So, after you finish building the sandwiches, load them into a container with a lid and allow them to rest overnight. The next day, you can finally enjoy all the deliciousness they have to offer. If you don't plan on consuming them the next day, make sure to prepare them for long-term storage so they hold up well.

Experiment With Flavors And Decorations

Ice cream sandwiches with sprinkles
Ice cream sandwiches with sprinkles - iuliia_n/Shutterstock

Classic ice cream sandwiches usually have a plain chocolate or a chocolate chip cookie base with vanilla ice cream. However, who says you have to follow the norm? You can surely mix it up with different flavors. Some people even prefer to make their dessert sandwiches with brownies as the sandwich base. Honestly, you can follow the same tips when it comes to brownies, like modifying the recipe and slightly underbaking them.

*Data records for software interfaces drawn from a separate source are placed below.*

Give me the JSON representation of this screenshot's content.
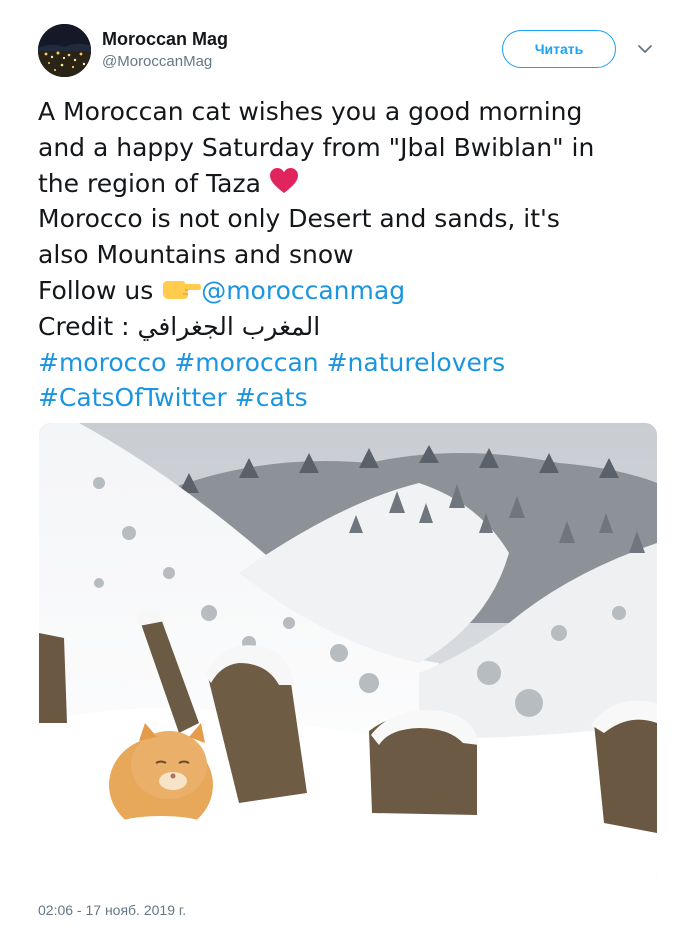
{
  "account": {
    "display_name": "Moroccan Mag",
    "handle": "@MoroccanMag"
  },
  "follow_button": {
    "label": "Читать"
  },
  "tweet": {
    "line1": "A Moroccan cat wishes you a good morning",
    "line2": "and a happy Saturday from \"Jbal Bwiblan\" in",
    "line3": "the region of Taza",
    "line4": "Morocco is not only Desert and sands, it's",
    "line5": "also Mountains and snow",
    "follow_prefix": "Follow us",
    "mention": "@moroccanmag",
    "credit_prefix": "Credit :",
    "credit_arabic": "المغرب الجغرافي",
    "hashtags_line1": [
      "#morocco",
      "#moroccan",
      "#naturelovers"
    ],
    "hashtags_line2": [
      "#CatsOfTwitter",
      "#cats"
    ]
  },
  "timestamp": "02:06 - 17 нояб. 2019 г.",
  "colors": {
    "link": "#1b95e0",
    "follow_border": "#1da1f2",
    "heart": "#e0245e",
    "secondary_text": "#657786"
  },
  "icons": [
    "chevron-down-icon",
    "red-heart-emoji-icon",
    "pointing-right-emoji-icon"
  ]
}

In terms of the filling, experiment with different ice cream flavors like mint and chip, caramel, strawberry, or pistachio. Aside from the primary components, you can also decorate the sandwiches to take them up a notch. For instance, just after assembling them, roll the sides in sprinkles, chopped nuts, or chocolate flakes. Gently press them with your fingers after rolling them so they stick to the ice cream. You can also drizzle the sandwiches with melted dark or white chocolate to improve the presentation.

Store Them Correctly

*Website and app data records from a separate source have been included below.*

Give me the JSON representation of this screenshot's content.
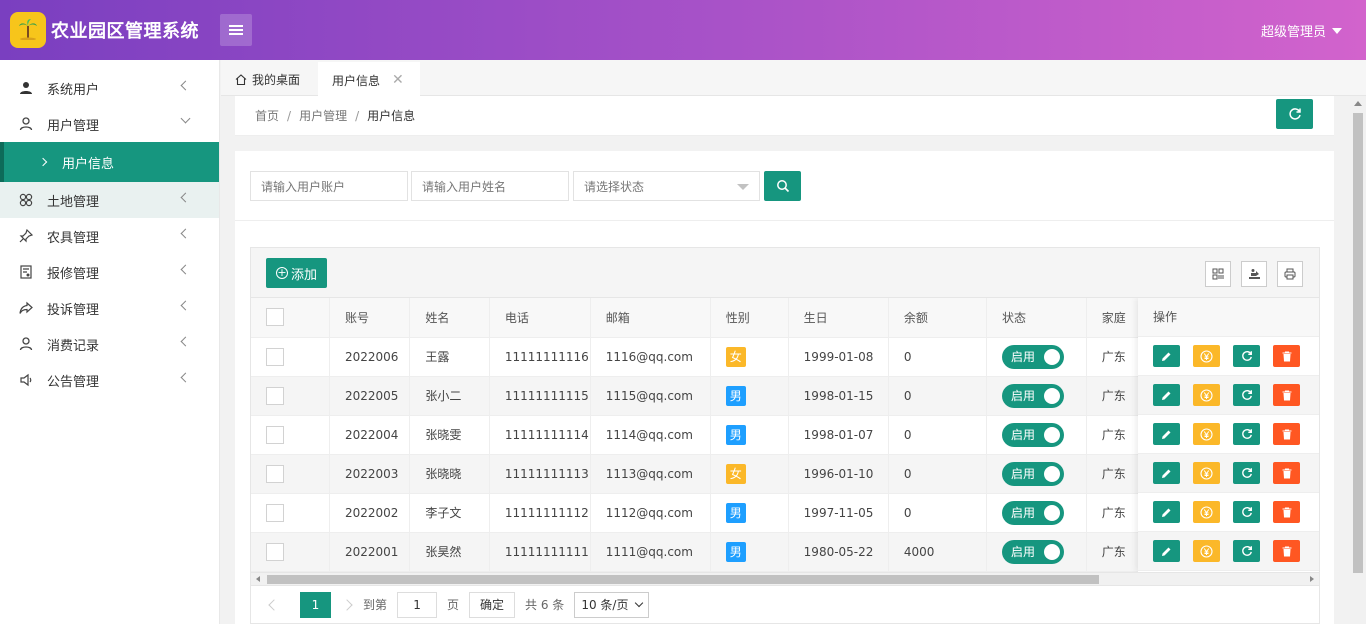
{
  "app": {
    "title": "农业园区管理系统",
    "user": "超级管理员"
  },
  "sidebar": {
    "items": [
      {
        "label": "系统用户",
        "icon": "user-solid-icon",
        "state": "collapsed"
      },
      {
        "label": "用户管理",
        "icon": "user-outline-icon",
        "state": "expanded"
      },
      {
        "label": "用户信息",
        "icon": "chevron-right-icon",
        "state": "active-sub"
      },
      {
        "label": "土地管理",
        "icon": "flower-icon",
        "state": "collapsed-hover"
      },
      {
        "label": "农具管理",
        "icon": "pin-icon",
        "state": "collapsed"
      },
      {
        "label": "报修管理",
        "icon": "form-icon",
        "state": "collapsed"
      },
      {
        "label": "投诉管理",
        "icon": "share-icon",
        "state": "collapsed"
      },
      {
        "label": "消费记录",
        "icon": "user-outline-icon",
        "state": "collapsed"
      },
      {
        "label": "公告管理",
        "icon": "speaker-icon",
        "state": "collapsed"
      }
    ]
  },
  "tabs": {
    "home": "我的桌面",
    "active": "用户信息"
  },
  "breadcrumb": {
    "home": "首页",
    "sep": "/",
    "parent": "用户管理",
    "current": "用户信息"
  },
  "search": {
    "account_placeholder": "请输入用户账户",
    "name_placeholder": "请输入用户姓名",
    "status_placeholder": "请选择状态"
  },
  "toolbar": {
    "add_label": "添加"
  },
  "table": {
    "headers": [
      "账号",
      "姓名",
      "电话",
      "邮箱",
      "性别",
      "生日",
      "余额",
      "状态",
      "家庭",
      "操作"
    ],
    "rows": [
      {
        "account": "2022006",
        "name": "王露",
        "phone": "11111111116",
        "email": "1116@qq.com",
        "gender": "女",
        "birthday": "1999-01-08",
        "balance": "0",
        "status": "启用",
        "home": "广东"
      },
      {
        "account": "2022005",
        "name": "张小二",
        "phone": "11111111115",
        "email": "1115@qq.com",
        "gender": "男",
        "birthday": "1998-01-15",
        "balance": "0",
        "status": "启用",
        "home": "广东"
      },
      {
        "account": "2022004",
        "name": "张晓雯",
        "phone": "11111111114",
        "email": "1114@qq.com",
        "gender": "男",
        "birthday": "1998-01-07",
        "balance": "0",
        "status": "启用",
        "home": "广东"
      },
      {
        "account": "2022003",
        "name": "张晓晓",
        "phone": "11111111113",
        "email": "1113@qq.com",
        "gender": "女",
        "birthday": "1996-01-10",
        "balance": "0",
        "status": "启用",
        "home": "广东"
      },
      {
        "account": "2022002",
        "name": "李子文",
        "phone": "11111111112",
        "email": "1112@qq.com",
        "gender": "男",
        "birthday": "1997-11-05",
        "balance": "0",
        "status": "启用",
        "home": "广东"
      },
      {
        "account": "2022001",
        "name": "张昊然",
        "phone": "11111111111",
        "email": "1111@qq.com",
        "gender": "男",
        "birthday": "1980-05-22",
        "balance": "4000",
        "status": "启用",
        "home": "广东"
      }
    ]
  },
  "pager": {
    "current": "1",
    "goto_label": "到第",
    "goto_value": "1",
    "page_label": "页",
    "confirm_label": "确定",
    "total_label": "共 6 条",
    "size_label": "10 条/页"
  },
  "colors": {
    "primary": "#16967f",
    "warm": "#fbb829",
    "danger": "#ff5722",
    "male": "#1e9fff"
  }
}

Ice cream sandwiches in parchment
Ice cream sandwiches in parchment - Molka/Getty Images

Now that you've made superior ice cream sandwiches, don't destroy their quality by storing them in a careless way. Just because the ice cream is enveloped in a delicious cookie, that doesn't mean it is exempt from getting freezer burn. The same goes for the cookies (or any other ice cream sandwich base you use). In order to maintain their freshness, first, you can individually wrap them in parchment. Next, pile them all into an airtight container.

Technically, you can pop them in the freezer without the container, but the container gives them that extra layer of protection from cold air. It also prevents other items in the freezer from potentially smashing them when you start piling more things inside. Meanwhile, the parchment paper wrapping might remind you of the feeling you'd get when you used to unwrap ice cream sandwiches as a child. So, if you use parchment paper, you get the best of both worlds: nostalgia and a perfectly fresh ice cream sandwich.

Read the original article on Daily Meal